Richard F. Spaide, MD

Richard F. Spaide

 

The study was published in the American Journal of Ophthalmology.

Study design and results

The retrospective study included 132 eyes of 93 patients who underwent color fundus photography, IR-SLO and SD-OCT performed by masked readers.

Patients with a history of laser photocoagulation of the macula, rhegmatogenous or tractional retinal detachment, high myopia, acquired vitelliform detachment, or any retinal dystrophy or tapetoretinal degeneration were excluded.

The first subtype, dot pseudodrusen, was an orderly array of discrete white accumulations located mainly in the perifovea.

The second subtype, ribbon pseudodrusen, comprised interconnected bands of yellow-white material forming a reticular pattern in the perifovea.

“The dot pseudodrusen obviously can’t make a net. The word ‘reticular’ is derived from the Latin word rete, or net. So it is hard to call these reticular pseudodrusen. The ribbon form does suggest a net. The ribbon form is not easy to see in infrared scanning laser ophthalmoscopic images, while the dot form are particularly easy to visualize with this modality. They are modestly hypoautofluorescent. In OCT, these accumulations are more rounded on top than are the dot form,” Spaide said.

The third subtype, peripheral pseudodrusen, featured yellow-white globules mainly located peripheral to the perifoveal region. The third type appeared hyper-reflective in IR-SLO images.

“This configuration is unusual in our practice, although there was a paper from Korea describing hyperautofluorescent pseudodrusen. These drusen have a rounded appearance in OCT imaging,” Spaide said.

Dot pseudodrusen were identified in 127 eyes (96.1%). They were identified more frequently with IR-SLO imaging than with color fundus photography (P = .014).

Ribbon pseudodrusen were identified in 53 eyes (40.2%). They were identified more commonly in color fundus images than in IR-SLO images (P < .001).

Dot and ribbon pseudodrusen were seen together in 48 eyes.

Peripheral pseudodrusen were seen in eight eyes.

All three types of pseudodrusen appeared as subretinal drusenoid deposits on SD-OCT.

Clinical observations

Pseudodrusen have been associated with choroidal neovascularization, geographic atrophy and outer retinal atrophy, Spaide said.
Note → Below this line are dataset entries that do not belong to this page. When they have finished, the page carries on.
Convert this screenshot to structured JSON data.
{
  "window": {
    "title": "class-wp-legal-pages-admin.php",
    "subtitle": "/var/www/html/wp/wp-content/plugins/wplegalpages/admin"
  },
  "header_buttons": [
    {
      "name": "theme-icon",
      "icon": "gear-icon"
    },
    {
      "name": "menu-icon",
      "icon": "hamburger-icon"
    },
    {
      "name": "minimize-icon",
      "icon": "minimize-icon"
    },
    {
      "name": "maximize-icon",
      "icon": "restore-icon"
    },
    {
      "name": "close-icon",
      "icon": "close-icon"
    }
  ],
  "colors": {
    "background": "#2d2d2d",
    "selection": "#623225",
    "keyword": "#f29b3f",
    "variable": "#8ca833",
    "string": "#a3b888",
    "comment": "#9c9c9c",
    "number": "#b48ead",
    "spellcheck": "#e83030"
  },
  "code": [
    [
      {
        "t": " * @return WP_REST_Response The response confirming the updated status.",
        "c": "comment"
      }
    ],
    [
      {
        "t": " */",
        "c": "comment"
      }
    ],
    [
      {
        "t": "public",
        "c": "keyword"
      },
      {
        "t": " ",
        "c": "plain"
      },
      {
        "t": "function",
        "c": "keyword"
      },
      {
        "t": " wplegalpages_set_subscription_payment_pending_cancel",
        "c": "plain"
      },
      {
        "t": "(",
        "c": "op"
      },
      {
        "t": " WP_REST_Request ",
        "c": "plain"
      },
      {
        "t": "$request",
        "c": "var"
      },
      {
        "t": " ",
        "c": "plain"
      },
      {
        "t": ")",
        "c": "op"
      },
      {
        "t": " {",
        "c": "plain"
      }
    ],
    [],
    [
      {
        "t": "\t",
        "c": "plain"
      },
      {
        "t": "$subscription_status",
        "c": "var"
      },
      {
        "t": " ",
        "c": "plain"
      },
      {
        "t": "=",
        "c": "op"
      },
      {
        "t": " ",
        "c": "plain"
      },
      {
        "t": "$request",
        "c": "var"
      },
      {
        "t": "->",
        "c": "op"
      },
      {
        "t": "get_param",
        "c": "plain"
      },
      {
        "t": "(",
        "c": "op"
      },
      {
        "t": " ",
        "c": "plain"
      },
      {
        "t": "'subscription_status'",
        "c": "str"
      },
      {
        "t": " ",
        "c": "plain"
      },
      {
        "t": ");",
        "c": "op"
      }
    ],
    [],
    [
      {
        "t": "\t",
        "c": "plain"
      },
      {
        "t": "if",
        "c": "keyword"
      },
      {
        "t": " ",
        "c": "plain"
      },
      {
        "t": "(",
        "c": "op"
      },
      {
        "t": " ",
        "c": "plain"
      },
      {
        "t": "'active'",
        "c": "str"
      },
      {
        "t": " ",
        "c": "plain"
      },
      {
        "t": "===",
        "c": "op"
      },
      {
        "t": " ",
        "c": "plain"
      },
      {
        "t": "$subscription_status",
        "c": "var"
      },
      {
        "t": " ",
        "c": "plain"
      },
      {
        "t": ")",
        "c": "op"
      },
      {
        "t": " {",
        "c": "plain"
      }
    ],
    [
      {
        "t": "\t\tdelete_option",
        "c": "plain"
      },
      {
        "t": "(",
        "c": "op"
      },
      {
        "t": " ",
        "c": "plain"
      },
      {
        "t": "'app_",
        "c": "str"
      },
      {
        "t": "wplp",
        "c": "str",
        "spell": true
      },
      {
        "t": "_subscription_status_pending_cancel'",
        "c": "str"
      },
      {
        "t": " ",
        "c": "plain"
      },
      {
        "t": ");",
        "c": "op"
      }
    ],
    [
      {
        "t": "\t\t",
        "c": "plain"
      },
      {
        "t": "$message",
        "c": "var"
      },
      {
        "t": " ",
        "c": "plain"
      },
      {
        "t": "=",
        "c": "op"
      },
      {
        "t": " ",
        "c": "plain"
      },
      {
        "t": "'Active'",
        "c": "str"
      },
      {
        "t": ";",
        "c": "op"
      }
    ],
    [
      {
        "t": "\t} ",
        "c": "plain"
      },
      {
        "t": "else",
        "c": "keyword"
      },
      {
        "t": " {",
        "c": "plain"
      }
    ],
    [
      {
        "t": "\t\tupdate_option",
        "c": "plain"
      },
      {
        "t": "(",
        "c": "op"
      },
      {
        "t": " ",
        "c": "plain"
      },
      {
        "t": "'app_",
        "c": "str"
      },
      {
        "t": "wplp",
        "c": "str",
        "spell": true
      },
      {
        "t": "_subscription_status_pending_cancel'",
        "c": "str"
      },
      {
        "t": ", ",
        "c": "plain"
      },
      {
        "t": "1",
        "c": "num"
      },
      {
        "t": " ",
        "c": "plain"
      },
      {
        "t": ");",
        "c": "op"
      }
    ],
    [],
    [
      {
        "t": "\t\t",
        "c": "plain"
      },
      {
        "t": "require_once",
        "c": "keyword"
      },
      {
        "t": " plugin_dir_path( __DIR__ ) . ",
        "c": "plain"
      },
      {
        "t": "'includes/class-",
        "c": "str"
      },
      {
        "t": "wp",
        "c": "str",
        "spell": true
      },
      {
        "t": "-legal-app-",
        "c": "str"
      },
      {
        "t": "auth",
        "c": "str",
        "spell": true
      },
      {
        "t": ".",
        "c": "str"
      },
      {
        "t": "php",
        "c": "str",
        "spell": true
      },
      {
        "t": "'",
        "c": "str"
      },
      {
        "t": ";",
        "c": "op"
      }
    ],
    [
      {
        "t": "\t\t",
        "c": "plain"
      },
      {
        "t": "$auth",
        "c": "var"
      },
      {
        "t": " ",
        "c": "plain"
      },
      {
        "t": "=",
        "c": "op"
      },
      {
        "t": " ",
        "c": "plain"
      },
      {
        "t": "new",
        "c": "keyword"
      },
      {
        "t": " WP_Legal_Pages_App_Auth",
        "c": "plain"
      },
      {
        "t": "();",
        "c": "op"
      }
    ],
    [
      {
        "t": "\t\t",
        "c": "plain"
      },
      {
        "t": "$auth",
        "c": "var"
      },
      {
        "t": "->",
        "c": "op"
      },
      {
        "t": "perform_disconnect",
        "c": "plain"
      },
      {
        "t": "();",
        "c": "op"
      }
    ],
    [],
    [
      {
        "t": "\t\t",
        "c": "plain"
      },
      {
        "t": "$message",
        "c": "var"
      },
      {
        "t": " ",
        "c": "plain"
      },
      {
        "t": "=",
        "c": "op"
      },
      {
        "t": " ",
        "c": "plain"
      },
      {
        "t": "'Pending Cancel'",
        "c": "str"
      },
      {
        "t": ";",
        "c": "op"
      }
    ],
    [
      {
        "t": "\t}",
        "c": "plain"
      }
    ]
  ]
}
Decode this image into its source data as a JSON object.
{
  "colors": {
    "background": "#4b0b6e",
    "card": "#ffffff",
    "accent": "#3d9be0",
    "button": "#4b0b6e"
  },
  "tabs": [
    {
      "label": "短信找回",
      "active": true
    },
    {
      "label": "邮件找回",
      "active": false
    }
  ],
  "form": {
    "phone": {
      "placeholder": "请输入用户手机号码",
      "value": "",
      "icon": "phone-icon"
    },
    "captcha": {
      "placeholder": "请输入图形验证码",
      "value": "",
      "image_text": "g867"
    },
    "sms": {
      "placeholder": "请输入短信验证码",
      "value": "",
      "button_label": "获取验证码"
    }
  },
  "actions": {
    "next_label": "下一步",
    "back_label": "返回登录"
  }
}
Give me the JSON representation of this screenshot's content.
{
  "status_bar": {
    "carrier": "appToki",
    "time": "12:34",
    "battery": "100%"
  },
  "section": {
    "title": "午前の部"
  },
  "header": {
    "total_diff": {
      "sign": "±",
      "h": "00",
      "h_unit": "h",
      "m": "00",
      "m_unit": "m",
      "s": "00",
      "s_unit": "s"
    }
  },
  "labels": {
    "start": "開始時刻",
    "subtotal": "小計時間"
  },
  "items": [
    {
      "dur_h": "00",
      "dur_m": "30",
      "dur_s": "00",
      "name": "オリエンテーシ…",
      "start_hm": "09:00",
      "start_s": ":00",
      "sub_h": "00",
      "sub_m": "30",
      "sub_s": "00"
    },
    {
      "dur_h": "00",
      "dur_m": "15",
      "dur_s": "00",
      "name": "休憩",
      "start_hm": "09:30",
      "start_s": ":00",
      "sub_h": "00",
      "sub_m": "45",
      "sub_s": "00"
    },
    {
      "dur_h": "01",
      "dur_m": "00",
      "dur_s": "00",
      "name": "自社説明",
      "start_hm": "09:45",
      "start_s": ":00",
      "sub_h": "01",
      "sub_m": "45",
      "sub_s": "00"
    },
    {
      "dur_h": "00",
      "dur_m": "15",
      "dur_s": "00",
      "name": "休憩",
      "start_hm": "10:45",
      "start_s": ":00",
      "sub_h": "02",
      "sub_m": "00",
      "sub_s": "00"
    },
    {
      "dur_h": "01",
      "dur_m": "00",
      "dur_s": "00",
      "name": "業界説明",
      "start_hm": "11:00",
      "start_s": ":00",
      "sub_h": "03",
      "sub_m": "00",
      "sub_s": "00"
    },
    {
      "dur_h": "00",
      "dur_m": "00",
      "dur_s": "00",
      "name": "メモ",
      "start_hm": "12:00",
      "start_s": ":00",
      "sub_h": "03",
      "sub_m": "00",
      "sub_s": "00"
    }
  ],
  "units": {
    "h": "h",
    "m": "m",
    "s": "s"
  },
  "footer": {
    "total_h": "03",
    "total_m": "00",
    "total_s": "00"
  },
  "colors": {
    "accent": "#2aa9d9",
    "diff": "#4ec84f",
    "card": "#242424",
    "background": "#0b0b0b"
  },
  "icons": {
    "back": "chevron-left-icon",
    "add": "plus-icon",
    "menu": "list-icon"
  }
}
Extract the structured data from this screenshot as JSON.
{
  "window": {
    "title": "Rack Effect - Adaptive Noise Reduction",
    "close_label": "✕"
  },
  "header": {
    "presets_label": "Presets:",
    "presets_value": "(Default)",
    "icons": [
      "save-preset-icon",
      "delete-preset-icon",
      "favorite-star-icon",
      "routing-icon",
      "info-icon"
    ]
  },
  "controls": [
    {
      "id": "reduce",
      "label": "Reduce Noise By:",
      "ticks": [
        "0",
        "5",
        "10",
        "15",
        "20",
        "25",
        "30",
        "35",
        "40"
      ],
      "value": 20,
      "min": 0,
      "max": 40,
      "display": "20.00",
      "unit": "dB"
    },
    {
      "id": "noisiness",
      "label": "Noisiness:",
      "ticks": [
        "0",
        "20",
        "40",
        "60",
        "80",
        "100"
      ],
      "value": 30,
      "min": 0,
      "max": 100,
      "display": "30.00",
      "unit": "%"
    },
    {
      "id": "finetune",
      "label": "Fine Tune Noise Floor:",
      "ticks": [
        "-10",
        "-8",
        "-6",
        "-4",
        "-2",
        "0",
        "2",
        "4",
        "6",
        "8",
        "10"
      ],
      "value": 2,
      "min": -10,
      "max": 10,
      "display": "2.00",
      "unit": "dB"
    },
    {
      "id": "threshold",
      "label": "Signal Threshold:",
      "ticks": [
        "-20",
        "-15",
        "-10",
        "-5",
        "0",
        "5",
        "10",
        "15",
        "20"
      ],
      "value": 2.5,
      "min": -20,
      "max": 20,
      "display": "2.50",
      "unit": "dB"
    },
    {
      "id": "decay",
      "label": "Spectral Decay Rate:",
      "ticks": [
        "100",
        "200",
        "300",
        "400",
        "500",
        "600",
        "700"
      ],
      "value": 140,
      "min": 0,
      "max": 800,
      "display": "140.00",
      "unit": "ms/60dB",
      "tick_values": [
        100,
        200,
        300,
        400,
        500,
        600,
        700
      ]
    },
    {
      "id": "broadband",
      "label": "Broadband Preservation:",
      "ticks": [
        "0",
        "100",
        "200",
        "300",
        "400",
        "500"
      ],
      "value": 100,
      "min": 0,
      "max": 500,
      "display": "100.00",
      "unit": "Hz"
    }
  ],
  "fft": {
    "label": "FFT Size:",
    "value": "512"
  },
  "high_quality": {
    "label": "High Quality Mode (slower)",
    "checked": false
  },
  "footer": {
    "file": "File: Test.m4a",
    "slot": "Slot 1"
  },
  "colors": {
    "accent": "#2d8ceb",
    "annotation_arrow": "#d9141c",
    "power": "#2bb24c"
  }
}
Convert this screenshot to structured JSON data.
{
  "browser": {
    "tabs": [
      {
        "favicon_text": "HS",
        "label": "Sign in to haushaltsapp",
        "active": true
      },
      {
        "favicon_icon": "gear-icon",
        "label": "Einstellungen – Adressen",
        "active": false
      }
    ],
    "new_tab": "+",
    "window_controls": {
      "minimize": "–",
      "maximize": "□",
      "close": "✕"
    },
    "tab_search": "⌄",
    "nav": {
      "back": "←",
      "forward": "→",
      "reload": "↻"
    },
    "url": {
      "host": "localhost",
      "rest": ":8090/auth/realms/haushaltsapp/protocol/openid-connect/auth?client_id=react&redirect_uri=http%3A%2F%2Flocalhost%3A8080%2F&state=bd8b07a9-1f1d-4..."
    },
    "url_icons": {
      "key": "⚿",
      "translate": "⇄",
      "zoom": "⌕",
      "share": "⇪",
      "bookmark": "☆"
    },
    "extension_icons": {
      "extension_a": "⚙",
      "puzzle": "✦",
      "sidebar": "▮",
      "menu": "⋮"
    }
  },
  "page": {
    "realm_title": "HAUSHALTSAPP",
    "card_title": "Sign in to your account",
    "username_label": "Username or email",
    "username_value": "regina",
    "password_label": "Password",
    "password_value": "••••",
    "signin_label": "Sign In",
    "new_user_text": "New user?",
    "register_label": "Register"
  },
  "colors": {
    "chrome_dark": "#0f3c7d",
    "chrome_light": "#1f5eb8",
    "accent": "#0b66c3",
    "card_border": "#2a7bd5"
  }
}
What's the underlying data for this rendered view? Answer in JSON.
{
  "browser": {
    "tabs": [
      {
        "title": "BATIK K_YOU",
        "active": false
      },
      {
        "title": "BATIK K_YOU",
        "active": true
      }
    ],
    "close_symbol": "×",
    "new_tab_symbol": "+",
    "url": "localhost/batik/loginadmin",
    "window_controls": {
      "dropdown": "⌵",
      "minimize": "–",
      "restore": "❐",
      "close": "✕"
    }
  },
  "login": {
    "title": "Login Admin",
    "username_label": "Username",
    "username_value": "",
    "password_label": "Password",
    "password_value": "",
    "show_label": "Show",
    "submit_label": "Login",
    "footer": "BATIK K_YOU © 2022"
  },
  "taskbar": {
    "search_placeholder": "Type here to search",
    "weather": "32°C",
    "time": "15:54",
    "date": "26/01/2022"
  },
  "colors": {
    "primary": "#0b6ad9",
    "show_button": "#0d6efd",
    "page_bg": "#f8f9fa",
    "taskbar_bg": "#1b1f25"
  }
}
“Between the dot and ribbon forms, we don’t know the relative variation in risk. It is possible that the more peripheral hyperautofluorescent version of pseudodrusen does not show the same risk profile since the location of the lesions is located largely outside of the macula,” he said.

Material resulting from various retinal diseases may be linked to pseudodrusen, Spaide said.

“Patients with vitamin A deficiency can have subretinal deposition of material,” he said. “Also of interest is that patients with either retinitis punctata albescens or fundus albipunctatus, diseases caused by mutations involving retinoid cycling, have subretinal deposition of material that in OCT imaging is virtually indistinguishable from what is seen in eyes with pseudodrusen. It is possible these diseases are clues to the underlying pathology in pseudodrusen.” – by Matt Hasson    

Reference:
Suzuki M, et al. Am J Ophthalmol. 2014;doi:10.1016/j.ajo.2014.01.025.
For more information:
Richard F. Spaide, MD, can be reached at Vitreous-Retina-Macula Consultants of New York, 460 Park Ave., 5th Floor, New York, NY 10022; 212-861-9730; email: rick.spaide@gmail.com.
Disclosure: Spaide has no relevant financial disclosures.